Richard Neuhaus,2 says it’s a bit like being appointed as the ambassador of a king whom other nations don’t yet recognise. It’s all slightly awkward. We turn up at court and announce ourselves, but no one else seems to have heard of our king, or know why we’re here. But faithfully represent him we must.
Perhaps this image helps explain some of the tension and downright slog that being a Christian leaders brings sometimes, especially in mission contexts.
We are premature ambassadors.
One day all the world will see and know our king, but until then, our authority as Christians will aways be questioned and challenged. As Neuhaus says, ‘We must resist the temptation to relieve the awkwardness by accepting a lesser authority from another kingdom’.
We may not have the traditional authority of monarchy in the way that Weber understood it, but we do have the spiritual authority of the King of Kings.
Leadership in the name of the Son
The world demands its leaders are successful. Football managers are quickly sacked if they don’t win trophies, politicians anxiously watch their poll ratings, leaders are judged on their statistics and rapidly deposed when they dip.
Success for Christian leadership will look very different to business or politics or football. Like Jesus, who made himself nothing, our leadership is not concerned with power and status, such that we’re prepared to lay down claims to ‘success’ as the world sees it. To most eyes, the ministry of the One we follow looked anything but successful. But what looked like monumental failure—the cross—was actually the greatest victory ever.
Don’t get me wrong. I am not saying that as leaders we shouldn’t seek to be the very best God has made us to be, and we are certainly meant to look for fruits and growth arising from our ministries, but we also need constantly to be checking the motivation for our desire for success.
As we watch our politicians held up and cast down according to the whims and vagaries of popular opinion, we need to be careful to base our authority in our ‘status’ as God’s children, in His calling and qualification for ministry, and in the knowledge that our ability to do the job comes from his strength rather than our own.
Leadership in the power of the Holy Spirit
Weber’s charismatic authority category describes the ‘exceptional sanctity, heroism, or exemplary character’ of the leader. It all depends on the personal appeal of the individual.
Politicians and celebrities often rely on a sense of personal charisma to uphold their authority to lead, and when it’s either overdone, or lacking, it gets commented on by the media.
For Christian leaders, ‘charisma’ takes on a very different meaning. We rely not so much on our own personal va-va-voom but on the gifts and empowering of the Holy Spirit, who breathes life into our endeavour.
That’s not to say the Christian leaders should be boring and dull! There is an important role in leadership inspiring people in winsome ways to aim high for the greater future God has promised, holding out a vision of hope. But we do that by the power and the inspiration of the Holy Spirit.

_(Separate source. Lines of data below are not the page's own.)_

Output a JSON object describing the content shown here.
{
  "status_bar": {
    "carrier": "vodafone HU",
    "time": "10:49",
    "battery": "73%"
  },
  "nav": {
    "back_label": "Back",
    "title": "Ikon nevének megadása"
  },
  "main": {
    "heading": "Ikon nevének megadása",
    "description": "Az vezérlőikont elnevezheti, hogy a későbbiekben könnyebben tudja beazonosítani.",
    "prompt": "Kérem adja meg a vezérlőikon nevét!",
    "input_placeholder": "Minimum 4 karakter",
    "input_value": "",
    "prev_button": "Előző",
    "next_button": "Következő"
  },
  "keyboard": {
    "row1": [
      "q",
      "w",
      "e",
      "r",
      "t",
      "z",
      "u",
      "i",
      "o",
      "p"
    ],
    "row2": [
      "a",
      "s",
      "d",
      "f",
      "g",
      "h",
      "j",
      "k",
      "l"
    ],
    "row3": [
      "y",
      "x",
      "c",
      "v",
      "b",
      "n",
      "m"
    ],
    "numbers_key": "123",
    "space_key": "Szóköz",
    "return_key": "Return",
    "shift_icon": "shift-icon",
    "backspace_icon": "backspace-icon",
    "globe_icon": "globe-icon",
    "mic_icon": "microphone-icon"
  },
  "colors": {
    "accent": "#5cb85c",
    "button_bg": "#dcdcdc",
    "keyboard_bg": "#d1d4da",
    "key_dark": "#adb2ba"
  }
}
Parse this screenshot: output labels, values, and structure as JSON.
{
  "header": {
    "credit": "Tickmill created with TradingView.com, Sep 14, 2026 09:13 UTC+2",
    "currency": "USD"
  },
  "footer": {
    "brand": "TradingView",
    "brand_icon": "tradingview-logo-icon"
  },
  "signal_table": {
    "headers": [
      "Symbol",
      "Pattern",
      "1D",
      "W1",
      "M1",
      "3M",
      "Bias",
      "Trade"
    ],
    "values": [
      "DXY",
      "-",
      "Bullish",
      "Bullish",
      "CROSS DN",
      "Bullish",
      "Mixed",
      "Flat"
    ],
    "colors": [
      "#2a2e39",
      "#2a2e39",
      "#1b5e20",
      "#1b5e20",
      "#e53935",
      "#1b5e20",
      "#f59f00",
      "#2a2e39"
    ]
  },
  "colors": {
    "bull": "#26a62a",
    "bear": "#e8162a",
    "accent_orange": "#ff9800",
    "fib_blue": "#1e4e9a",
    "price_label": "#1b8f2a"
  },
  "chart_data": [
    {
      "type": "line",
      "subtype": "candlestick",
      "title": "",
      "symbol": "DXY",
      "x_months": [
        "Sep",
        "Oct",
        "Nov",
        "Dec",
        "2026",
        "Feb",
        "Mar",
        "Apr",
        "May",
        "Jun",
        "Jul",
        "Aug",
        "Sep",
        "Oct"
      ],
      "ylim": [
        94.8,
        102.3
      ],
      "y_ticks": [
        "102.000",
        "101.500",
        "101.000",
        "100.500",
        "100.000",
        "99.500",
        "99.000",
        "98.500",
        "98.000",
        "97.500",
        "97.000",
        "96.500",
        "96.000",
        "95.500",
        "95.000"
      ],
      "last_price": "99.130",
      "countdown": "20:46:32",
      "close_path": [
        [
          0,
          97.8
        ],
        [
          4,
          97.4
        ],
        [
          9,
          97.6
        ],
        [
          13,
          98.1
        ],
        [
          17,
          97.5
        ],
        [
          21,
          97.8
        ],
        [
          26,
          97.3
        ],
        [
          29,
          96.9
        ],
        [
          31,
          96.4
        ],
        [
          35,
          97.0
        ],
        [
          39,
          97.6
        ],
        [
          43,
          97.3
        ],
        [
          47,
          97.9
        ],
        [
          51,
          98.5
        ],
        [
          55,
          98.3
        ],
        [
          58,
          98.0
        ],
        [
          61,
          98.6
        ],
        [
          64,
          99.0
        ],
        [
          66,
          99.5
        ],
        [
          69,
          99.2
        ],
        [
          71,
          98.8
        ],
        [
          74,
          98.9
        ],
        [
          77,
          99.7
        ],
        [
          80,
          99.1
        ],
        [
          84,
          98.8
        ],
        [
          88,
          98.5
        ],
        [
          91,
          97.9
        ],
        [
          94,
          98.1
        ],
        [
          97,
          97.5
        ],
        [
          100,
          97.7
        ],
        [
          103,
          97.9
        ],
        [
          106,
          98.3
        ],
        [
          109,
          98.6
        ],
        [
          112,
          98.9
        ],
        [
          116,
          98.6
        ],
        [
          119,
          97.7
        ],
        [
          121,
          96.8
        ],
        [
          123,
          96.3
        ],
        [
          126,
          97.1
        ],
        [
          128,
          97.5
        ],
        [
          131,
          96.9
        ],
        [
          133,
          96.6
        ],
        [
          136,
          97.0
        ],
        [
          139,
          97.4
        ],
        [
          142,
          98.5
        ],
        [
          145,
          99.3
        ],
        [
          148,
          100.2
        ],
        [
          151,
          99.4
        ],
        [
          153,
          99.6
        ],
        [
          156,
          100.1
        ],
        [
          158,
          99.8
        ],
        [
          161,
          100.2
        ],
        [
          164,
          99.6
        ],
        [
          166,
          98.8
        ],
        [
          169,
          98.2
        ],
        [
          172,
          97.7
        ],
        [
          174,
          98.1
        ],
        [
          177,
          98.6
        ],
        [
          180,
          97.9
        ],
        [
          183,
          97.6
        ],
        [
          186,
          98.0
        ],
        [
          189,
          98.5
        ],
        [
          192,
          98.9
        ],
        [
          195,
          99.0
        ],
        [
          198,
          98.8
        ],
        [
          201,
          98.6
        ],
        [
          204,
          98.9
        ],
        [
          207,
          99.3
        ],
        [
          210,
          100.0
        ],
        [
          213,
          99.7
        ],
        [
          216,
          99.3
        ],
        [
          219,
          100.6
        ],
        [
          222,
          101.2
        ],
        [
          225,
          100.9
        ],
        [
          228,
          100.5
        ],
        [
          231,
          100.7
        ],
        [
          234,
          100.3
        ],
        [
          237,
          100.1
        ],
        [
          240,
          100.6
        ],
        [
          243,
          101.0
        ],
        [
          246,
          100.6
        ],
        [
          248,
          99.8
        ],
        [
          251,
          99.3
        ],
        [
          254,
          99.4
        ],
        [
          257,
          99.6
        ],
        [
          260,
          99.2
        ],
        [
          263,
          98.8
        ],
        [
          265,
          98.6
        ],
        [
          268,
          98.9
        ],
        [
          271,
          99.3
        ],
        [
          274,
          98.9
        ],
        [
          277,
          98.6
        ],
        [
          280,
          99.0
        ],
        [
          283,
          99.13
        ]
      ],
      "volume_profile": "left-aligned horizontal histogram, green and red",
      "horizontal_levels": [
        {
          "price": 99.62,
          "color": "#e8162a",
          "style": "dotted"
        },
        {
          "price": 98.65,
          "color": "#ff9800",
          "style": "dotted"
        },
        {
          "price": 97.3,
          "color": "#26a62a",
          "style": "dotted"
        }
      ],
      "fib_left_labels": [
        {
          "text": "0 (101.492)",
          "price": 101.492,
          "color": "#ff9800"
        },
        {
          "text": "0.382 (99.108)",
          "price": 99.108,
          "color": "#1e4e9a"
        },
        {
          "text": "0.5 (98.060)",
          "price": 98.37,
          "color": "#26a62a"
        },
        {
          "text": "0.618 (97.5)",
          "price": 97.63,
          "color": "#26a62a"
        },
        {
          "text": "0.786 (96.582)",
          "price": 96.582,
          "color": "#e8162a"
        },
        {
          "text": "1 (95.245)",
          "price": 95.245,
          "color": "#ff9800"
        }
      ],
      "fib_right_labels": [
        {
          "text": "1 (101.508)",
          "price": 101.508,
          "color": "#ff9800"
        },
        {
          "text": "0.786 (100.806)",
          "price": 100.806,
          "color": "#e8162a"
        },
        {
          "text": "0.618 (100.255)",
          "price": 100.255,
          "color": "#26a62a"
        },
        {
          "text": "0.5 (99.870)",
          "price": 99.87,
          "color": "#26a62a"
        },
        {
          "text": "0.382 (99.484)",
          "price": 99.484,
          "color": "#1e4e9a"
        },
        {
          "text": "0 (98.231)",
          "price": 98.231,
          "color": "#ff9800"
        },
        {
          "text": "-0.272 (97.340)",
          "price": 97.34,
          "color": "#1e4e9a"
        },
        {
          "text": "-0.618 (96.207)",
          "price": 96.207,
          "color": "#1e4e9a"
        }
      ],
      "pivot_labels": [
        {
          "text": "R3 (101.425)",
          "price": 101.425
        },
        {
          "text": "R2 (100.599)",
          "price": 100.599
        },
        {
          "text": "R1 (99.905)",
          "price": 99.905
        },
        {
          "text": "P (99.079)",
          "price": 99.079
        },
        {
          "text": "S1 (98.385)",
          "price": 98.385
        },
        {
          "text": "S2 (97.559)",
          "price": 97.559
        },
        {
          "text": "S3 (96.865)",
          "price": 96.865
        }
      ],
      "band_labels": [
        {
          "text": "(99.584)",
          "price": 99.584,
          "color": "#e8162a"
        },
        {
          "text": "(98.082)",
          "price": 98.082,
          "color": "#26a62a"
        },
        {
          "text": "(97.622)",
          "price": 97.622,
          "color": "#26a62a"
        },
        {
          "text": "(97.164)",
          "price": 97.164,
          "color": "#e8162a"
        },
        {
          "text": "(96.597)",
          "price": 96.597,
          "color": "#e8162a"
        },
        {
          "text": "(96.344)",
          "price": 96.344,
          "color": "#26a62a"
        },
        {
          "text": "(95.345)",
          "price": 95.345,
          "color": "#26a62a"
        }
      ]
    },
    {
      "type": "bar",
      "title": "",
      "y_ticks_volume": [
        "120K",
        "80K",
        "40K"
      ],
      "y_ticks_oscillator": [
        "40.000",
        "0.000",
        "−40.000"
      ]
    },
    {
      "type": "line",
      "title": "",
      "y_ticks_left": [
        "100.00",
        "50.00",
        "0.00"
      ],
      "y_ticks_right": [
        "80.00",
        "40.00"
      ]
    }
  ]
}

Christian leadership is hard work. If we try to do it in our own power, based on our own charisma, we’ll soon burn out or trip up. But if we draw daily on the resources of the Holy Spirit in exercising leadership in our communities, homes, workplaces, churches, as politicians come and go and leaders and celebrities rise and fall from grace, we will stand firm in the authority of God.
1 Walter Wright, in his book Relationship Leadership, for example, describes leadership as ‘a relationship in which one person seeks to influence the thoughts, behaviours, beliefs or values of another person’.
2 Freedom for Ministry
Reprinted with permission from the November 2016 issue of New Wine Magazine.